Meanwhile, Sean gets a role as a dancer in a show. The star's girlfriend flirts with him and the star gives Sean a difficult time, culminating with Sean outdancing him. They get into a shouting match. Sean punches the star and is fired.

Sean returns to Newcastle and tries to pick up where he left off with Linda, only to be told that she is pregnant with Mitchell's child. He breaks ties with both Linda and Mitchell, creates his own dance troupe and plans to show the people of Newcastle what they can do with two sausages being rubbed together. Their father's work needs money to keep the company open and Sean plans a benefit show.

Mitchell gets in trouble with local thugs and escapes on his motorbike. They later catch him in a warehouse and he plunges to his death. The police immediately charge the culprit. Sean, depressed over the death of his brother and that he was unforgiving, thinks about quitting until he finds a tool that Mitchell designed, solving a technical problem with the show. Realizing that his brother believes in him, Sean is determined to honor his memory. The show goes on.

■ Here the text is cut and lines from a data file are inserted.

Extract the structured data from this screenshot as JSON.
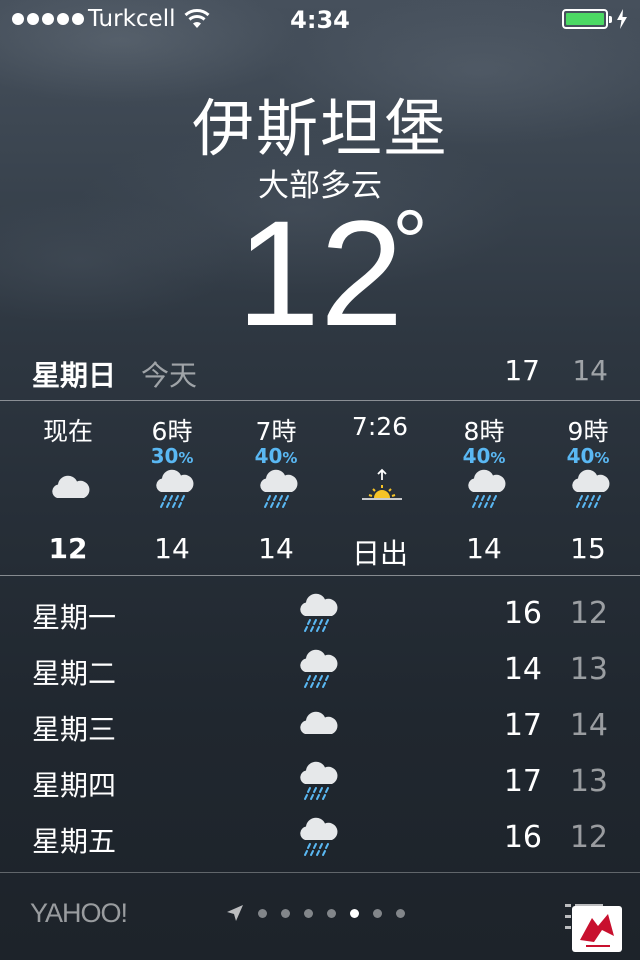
{
  "status_bar": {
    "carrier": "Turkcell",
    "time": "4:34",
    "battery_color": "#4cd964"
  },
  "weather": {
    "city": "伊斯坦堡",
    "condition": "大部多云",
    "temperature": "12",
    "degree_symbol": "°"
  },
  "today": {
    "day": "星期日",
    "label": "今天",
    "high": "17",
    "low": "14"
  },
  "hourly": [
    {
      "time": "现在",
      "precip": "",
      "icon": "cloud-icon",
      "value": "12"
    },
    {
      "time": "6時",
      "precip": "30",
      "icon": "rain-cloud-icon",
      "value": "14"
    },
    {
      "time": "7時",
      "precip": "40",
      "icon": "rain-cloud-icon",
      "value": "14"
    },
    {
      "time": "7:26",
      "precip": "",
      "icon": "sunrise-icon",
      "value": "日出"
    },
    {
      "time": "8時",
      "precip": "40",
      "icon": "rain-cloud-icon",
      "value": "14"
    },
    {
      "time": "9時",
      "precip": "40",
      "icon": "rain-cloud-icon",
      "value": "15"
    }
  ],
  "percent_sign": "%",
  "daily": [
    {
      "day": "星期一",
      "icon": "rain-cloud-icon",
      "high": "16",
      "low": "12"
    },
    {
      "day": "星期二",
      "icon": "rain-cloud-icon",
      "high": "14",
      "low": "13"
    },
    {
      "day": "星期三",
      "icon": "cloud-icon",
      "high": "17",
      "low": "14"
    },
    {
      "day": "星期四",
      "icon": "rain-cloud-icon",
      "high": "17",
      "low": "13"
    },
    {
      "day": "星期五",
      "icon": "rain-cloud-icon",
      "high": "16",
      "low": "12"
    }
  ],
  "footer": {
    "brand": "YAHOO!",
    "page_count": 7,
    "active_page": 5
  },
  "colors": {
    "precip_blue": "#5ab8f3",
    "sun_yellow": "#f7c427"
  }
}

They charge $10 a head and estimate 5,000 patrons will attend the event, even Sean's proud Dad who now accepts his son as a dancer and tells Sean even his mother would be happy. Sean realises his dream of being a respected dancer, reconciles with Linda and pledges to help take care of his brother's child.


Awards and nominations[edit]

Awards won[edit]

  • Australian Cinematographers Society (2001):
    • Award of Distinction (awarded to Feature Productions Cinema – Steve Mason)
  • Australian Film Institute (AFI) (2000):
    • Best Achievement in Cinematography: Steve Mason
    • Best Achievement in Costume Design: Tess Schofield
    • Best Achievement in Production Design: Murray Picknett
    • Best Achievement in Sound: David Lee, Laurence Maddy, Andrew Plain, Ian McLoughlin
    • Best Original Music Score: Cezary Skubiszewski
  • Film Critics Circle of Australia Awards (FCCA) (2001):
    • Best Cinematography: Steve Mason
    • Best Editing: Jane Moran
    • Best Music Score: Cezary Skubiszewski (tied with Edmund Choi for The Dish (2000)).

Award nominations[edit]

  • Australian Film Institute (AFI) (2000):
    • Best Achievement in Editing: Jane Moran
    • Best Film: Hilary Linstead
    • Best Performance by an Actor in a Leading Role: Sam Worthington

DVD release[edit]

The film was released on home video on 27 February 2001 by Fox Home Entertainment.


The Bootmen Soundtrack was released by RCA Victor in 2000 and composed by Cezary Skubiszewski and other various artists.

  1. Rumble – You Am I
  2. Opening Sequence – Cezary Skubiszewski
  3. Strange Human Beings – Regurgitator
  4. Tease Me – Paul Kelly
  5. My Family – Banana Oil
  6. Sign Post – Grinspoon
  7. Love Theme – Cezary Skubiszewski
  8. Radio Loves This – Deborah Conway
  9. Hit Song – Custard
  10. Giveway – Supaskuba
  11. Better Off Dead – Grinspoon
  12. Don't It Get You Down – Deadstar
  13. Nothing on My Mind – Paul Kelly
  14. Nipple – Icecream Hands
  15. Deeper Water – Deadstar
  16. Finale Part 2 – Cezary Skubiszewski
  17. Shiver – Oblivia
  18. "Even When I'm Sleeping" – Leonardo's Bride
  19. Junk – You Am I
  20. Tap Forge – Dein Perry


Box office[edit]

Bootmen grossed $2,720,302 at the box office in Australia.[1]

Critical reception[edit]

On review aggregator Rotten Tomatoes, the film holds an approval rating of 39% based on 17 reviews, and an average rating of 4.90/10.[2] On Metacritic, the film has a weighted average score of 45 out of 100, based on 14 critics.[3]

See also[edit]


  1. ^ "Film Victoria – Australian Films at the Australian Box Office" (PDF). Archived from the original (PDF) on 18 February 2011. Retrieved 9 October 2017.
  2. ^ "Bootmen (2000)". Rotten Tomatoes. Retrieved 14 May 2021.
  3. ^ "Bootmen Reviews". Metacritic. Retrieved 14 May 2021.

External links[edit]